I ws really surprised when I read The Moon and Sixpence to find how much I enjoyed it too. I discovered that it didn't get a good review at the time it was written so maybe Maugham was just unpopular with the critics. The only biog of Gauguin that I know of is a book based on his own writings "Gauguin by Himself", but I'm sure there must be plenty around. I guess you didn't read my review of The Moon and Sixpence on the Outmoded Authors blog as like me you like to come at books a bit blind, but I mentioned this book there and the 1919 review. It may be of interest now that you've finished the book.

Emily Barton said...

MFS, oh yes, I can JUST imagine! I'll lend you this one next time I see you, if I can borrow that one.

Eva, you have to get past that opening chapter, and then, I promise you, it's well worth reading.

BP, now how could I have forgotten that I filed in the back of my head, when I saw your review of this book, "Must read once I've finished reading the book," and that it was very tempting to go ahead and read it before I was done? Anyway, I've now gone back and read it, and you did a much better job of capturing the whole essence and story of the book than I did. Funny we were both drawn to that one same passage, huh?

Rebecca H. said...

I really enjoyed Of Human Bondage and will certainly read more Maugham in the future. I like to read the way you describe -- without having much or any information beforehand and letting the book tell me everything I need to know. If there's an introduction, I will peak into it when I'm in the middle of the novel, but I'll make sure not to read the whole thing until I'm completely finished. There's something wonderful about letting a novel take you where it wants you to go.

litlove said...

Wonderful review, Emily! I love Maugham, and loved this novel.

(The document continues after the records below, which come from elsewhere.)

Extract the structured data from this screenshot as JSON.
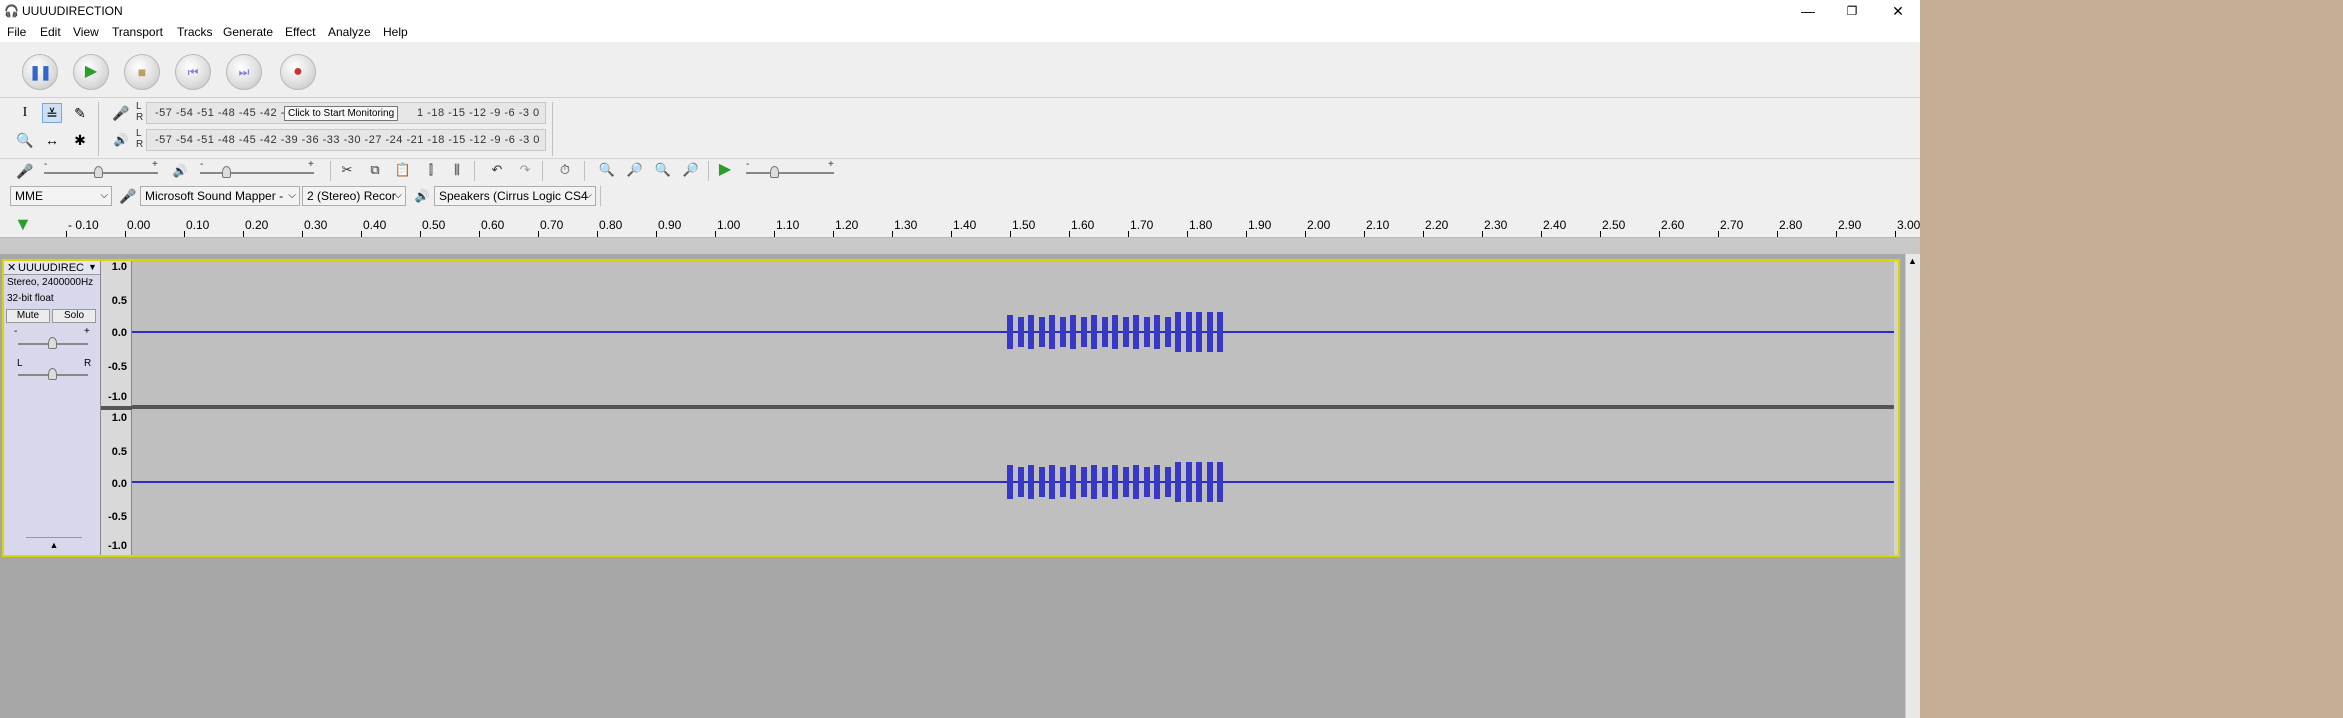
{
  "window": {
    "title": "UUUUDIRECTION",
    "minimize": "—",
    "restore": "❐",
    "close": "✕"
  },
  "menu": [
    "File",
    "Edit",
    "View",
    "Transport",
    "Tracks",
    "Generate",
    "Effect",
    "Analyze",
    "Help"
  ],
  "transport": {
    "pause": "pause-icon",
    "play": "play-icon",
    "stop": "stop-icon",
    "skip_start": "skip-start-icon",
    "skip_end": "skip-end-icon",
    "record": "record-icon"
  },
  "meters": {
    "record_ticks": "-57 -54 -51 -48 -45 -42 -",
    "record_ticks_right": "1 -18 -15 -12  -9  -6  -3  0",
    "playback_ticks": "-57 -54 -51 -48 -45 -42 -39 -36 -33 -30 -27 -24 -21 -18 -15 -12  -9  -6  -3  0",
    "tooltip": "Click to Start Monitoring",
    "L": "L",
    "R": "R"
  },
  "devices": {
    "host": "MME",
    "recording_device": "Microsoft Sound Mapper - ",
    "channels": "2 (Stereo) Recor",
    "playback_device": "Speakers (Cirrus Logic CS4"
  },
  "ruler": {
    "labels": [
      "- 0.10",
      "0.00",
      "0.10",
      "0.20",
      "0.30",
      "0.40",
      "0.50",
      "0.60",
      "0.70",
      "0.80",
      "0.90",
      "1.00",
      "1.10",
      "1.20",
      "1.30",
      "1.40",
      "1.50",
      "1.60",
      "1.70",
      "1.80",
      "1.90",
      "2.00",
      "2.10",
      "2.20",
      "2.30",
      "2.40",
      "2.50",
      "2.60",
      "2.70",
      "2.80",
      "2.90",
      "3.00"
    ]
  },
  "track": {
    "name": "UUUUDIREC",
    "close": "✕",
    "menu_arrow": "▼",
    "info1": "Stereo, 2400000Hz",
    "info2": "32-bit float",
    "mute": "Mute",
    "solo": "Solo",
    "gain_minus": "-",
    "gain_plus": "+",
    "pan_L": "L",
    "pan_R": "R",
    "collapse": "▲",
    "scale": [
      "1.0",
      "0.5",
      "0.0",
      "-0.5",
      "-1.0"
    ]
  },
  "slider_minus": "-",
  "slider_plus": "+"
}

Now I just wish I could think of a good biography of Gaugain... If I come up with anything, I'll let you know!

Emily Barton said...

Dorr, oh yes, sometimes it's hard to stay away from the Introduction once you're well into the book, isn't it?

Litlove, thank you, and if you come up with that Gaugin biography, please do let me know.